The Five Deadly Sins of Candidate Interviews
There are many all-too-common practices used in interviewing potential employees that create a surefire recipe for hiring mistakes. Beware of these five mistakes:
Not enough time for the interview process
Failing to give the interviewing process the time and effort it deserves is, by far, the main reason interviews fail to reveal useful information about a person. Although you may be busy, your job is to make every interview you conduct count. Encourage line managers who make their own hiring decisions to do the same.
Inconsistency between interviews

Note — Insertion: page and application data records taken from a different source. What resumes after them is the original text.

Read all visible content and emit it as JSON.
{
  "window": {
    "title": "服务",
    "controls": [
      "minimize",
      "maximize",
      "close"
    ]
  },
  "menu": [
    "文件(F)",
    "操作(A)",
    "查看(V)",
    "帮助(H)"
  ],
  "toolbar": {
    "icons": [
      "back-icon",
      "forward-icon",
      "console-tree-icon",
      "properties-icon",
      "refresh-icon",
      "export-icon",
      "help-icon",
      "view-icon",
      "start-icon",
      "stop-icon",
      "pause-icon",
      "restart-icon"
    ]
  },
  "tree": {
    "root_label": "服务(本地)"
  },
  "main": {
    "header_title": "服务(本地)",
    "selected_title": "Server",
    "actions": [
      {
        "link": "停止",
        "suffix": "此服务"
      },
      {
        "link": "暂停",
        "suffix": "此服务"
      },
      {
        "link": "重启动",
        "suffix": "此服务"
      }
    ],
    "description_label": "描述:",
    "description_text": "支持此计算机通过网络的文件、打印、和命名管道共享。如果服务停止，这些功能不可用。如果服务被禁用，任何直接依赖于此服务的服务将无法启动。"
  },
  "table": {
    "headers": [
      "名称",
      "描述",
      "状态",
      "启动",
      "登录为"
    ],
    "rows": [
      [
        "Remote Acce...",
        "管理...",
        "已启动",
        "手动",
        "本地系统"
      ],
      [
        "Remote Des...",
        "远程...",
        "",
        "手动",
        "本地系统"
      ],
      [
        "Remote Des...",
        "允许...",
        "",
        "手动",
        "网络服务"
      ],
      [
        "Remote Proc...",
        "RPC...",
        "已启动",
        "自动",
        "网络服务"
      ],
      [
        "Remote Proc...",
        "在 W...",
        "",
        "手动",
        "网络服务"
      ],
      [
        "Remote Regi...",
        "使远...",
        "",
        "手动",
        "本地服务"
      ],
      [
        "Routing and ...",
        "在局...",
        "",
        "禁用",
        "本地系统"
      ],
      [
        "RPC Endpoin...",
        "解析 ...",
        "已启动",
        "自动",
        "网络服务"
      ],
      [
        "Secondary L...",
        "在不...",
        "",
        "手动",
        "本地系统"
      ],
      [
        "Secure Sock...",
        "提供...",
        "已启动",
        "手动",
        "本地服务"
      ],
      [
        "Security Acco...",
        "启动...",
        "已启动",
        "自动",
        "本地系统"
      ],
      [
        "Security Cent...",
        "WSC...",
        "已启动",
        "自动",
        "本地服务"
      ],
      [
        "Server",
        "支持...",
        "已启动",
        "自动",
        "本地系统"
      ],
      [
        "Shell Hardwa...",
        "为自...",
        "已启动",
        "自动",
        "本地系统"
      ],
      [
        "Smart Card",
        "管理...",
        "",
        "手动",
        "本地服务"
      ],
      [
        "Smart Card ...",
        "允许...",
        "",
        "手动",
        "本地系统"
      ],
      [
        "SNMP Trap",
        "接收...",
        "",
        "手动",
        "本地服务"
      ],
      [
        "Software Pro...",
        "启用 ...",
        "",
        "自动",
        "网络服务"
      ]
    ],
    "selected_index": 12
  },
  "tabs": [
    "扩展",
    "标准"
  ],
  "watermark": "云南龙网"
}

One major difference between interviewers who have a knack for picking winners and those who don’t is nothing more complicated than simple discipline. Skillful interviewers think through the process and tend to follow the same method every time — albeit with variations that they tailor to individual situations. Unsuccessful interviewers tend to wing it, creating a different routine for each interview and entering unprepared.
The hidden danger of a lack of planning: You deprive yourself of the one thing you need the most as you’re comparing candidates: an objective standard on which to base your conclusions. Without structure, you have no way of knowing whether the impressions you gather from the interview would be different if your approach and other aspects of the interview were consistent for each candidate.
If you wing it, you’re also not giving the candidate a very good impression of your company.
Talking too much
If you’re talking more than 20 percent of the time during a job interview, you’re talking too much. Savvy candidates are usually adept at getting their interviewers to do most of the talking. They’ve figured out that the more interviewers talk, the easier they, the candidates, can determine what answers are going to carry the most weight.
Probing through active listening (for example, letting the candidate’s comments spark related questions) is a critical interviewing skill because it allows you to gain valuable information you’d miss if you did most of the talking. You can — and should — react, comment on, and build on the answers that candidates give in job interviews.
Just bear in mind that the only thing you discover about a candidate during any session where you’re doing most of the talking is that the candidate knows how to listen.
Focusing on one positive attribute of a candidate and ignoring everything else
This situation describes the halo effect, a term managers often use to describe a situation in which the interviewer becomes so enraptured by one particular aspect of the candidate — appearance, credentials, interests, — that it colors all his other judgments.
You can’t always help yourself from placing too much significance on one part of the candidate’s overall presentation. At the very least, however, be aware of your halo-effect tendencies and do your best to keep them in check.
Playing armchair (psycho)analyst
The ability to read people can be an enormously valuable skill for anyone who interviews job candidates. But unless you’re formally trained as a psychologist or psychiatrist, leave your couch at home and try not to seek out the subconscious meaning behind everything the candidate says and does.
If you have strong evidence that ties certain psychological factors to a person’s ability to handle a particular job, great. Bring in an outside professional to help you develop questions that can capitalize on that knowledge.